YOUR OBJECTIVE — An exact reprint of the whole listing is what the answer must contain.

**** DATA LISTING

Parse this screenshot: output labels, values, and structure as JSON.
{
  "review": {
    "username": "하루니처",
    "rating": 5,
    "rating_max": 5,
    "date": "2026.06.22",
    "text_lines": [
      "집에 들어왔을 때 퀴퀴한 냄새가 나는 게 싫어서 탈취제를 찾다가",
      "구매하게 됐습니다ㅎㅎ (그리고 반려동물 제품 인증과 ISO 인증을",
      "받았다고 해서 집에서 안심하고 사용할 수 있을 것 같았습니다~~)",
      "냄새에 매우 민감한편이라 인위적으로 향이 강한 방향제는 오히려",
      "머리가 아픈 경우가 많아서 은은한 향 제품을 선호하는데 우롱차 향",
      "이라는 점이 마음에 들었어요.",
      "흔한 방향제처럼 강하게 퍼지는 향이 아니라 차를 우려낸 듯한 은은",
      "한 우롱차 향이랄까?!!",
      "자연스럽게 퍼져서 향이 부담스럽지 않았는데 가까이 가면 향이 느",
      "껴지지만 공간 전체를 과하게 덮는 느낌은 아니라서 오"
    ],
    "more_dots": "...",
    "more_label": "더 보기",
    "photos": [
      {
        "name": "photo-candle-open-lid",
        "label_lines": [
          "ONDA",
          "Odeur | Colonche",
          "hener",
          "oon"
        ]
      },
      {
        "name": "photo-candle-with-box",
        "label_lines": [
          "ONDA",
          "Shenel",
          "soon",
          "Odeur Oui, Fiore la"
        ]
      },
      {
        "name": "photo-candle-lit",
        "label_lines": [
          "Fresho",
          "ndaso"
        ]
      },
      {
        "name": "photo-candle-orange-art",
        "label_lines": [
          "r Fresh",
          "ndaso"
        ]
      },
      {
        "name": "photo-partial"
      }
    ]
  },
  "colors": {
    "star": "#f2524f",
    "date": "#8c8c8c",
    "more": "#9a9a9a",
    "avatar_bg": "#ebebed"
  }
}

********

REPLY TO THE EXERCISE —
Parse this screenshot: output labels, values, and structure as JSON.
{
  "review": {
    "username": "하루니처",
    "rating": 5,
    "rating_max": 5,
    "date": "2026.06.22",
    "text_lines": [
      "집에 들어왔을 때 퀴퀴한 냄새가 나는 게 싫어서 탈취제를 찾다가",
      "구매하게 됐습니다ㅎㅎ (그리고 반려동물 제품 인증과 ISO 인증을",
      "받았다고 해서 집에서 안심하고 사용할 수 있을 것 같았습니다~~)",
      "냄새에 매우 민감한편이라 인위적으로 향이 강한 방향제는 오히려",
      "머리가 아픈 경우가 많아서 은은한 향 제품을 선호하는데 우롱차 향",
      "이라는 점이 마음에 들었어요.",
      "흔한 방향제처럼 강하게 퍼지는 향이 아니라 차를 우려낸 듯한 은은",
      "한 우롱차 향이랄까?!!",
      "자연스럽게 퍼져서 향이 부담스럽지 않았는데 가까이 가면 향이 느",
      "껴지지만 공간 전체를 과하게 덮는 느낌은 아니라서 오"
    ],
    "more_dots": "...",
    "more_label": "더 보기",
    "photos": [
      {
        "name": "photo-candle-open-lid",
        "label_lines": [
          "ONDA",
          "Odeur | Colonche",
          "hener",
          "oon"
        ]
      },
      {
        "name": "photo-candle-with-box",
        "label_lines": [
          "ONDA",
          "Shenel",
          "soon",
          "Odeur Oui, Fiore la"
        ]
      },
      {
        "name": "photo-candle-lit",
        "label_lines": [
          "Fresho",
          "ndaso"
        ]
      },
      {
        "name": "photo-candle-orange-art",
        "label_lines": [
          "r Fresh",
          "ndaso"
        ]
      },
      {
        "name": "photo-partial"
      }
    ]
  },
  "colors": {
    "star": "#f2524f",
    "date": "#8c8c8c",
    "more": "#9a9a9a",
    "avatar_bg": "#ebebed"
  }
}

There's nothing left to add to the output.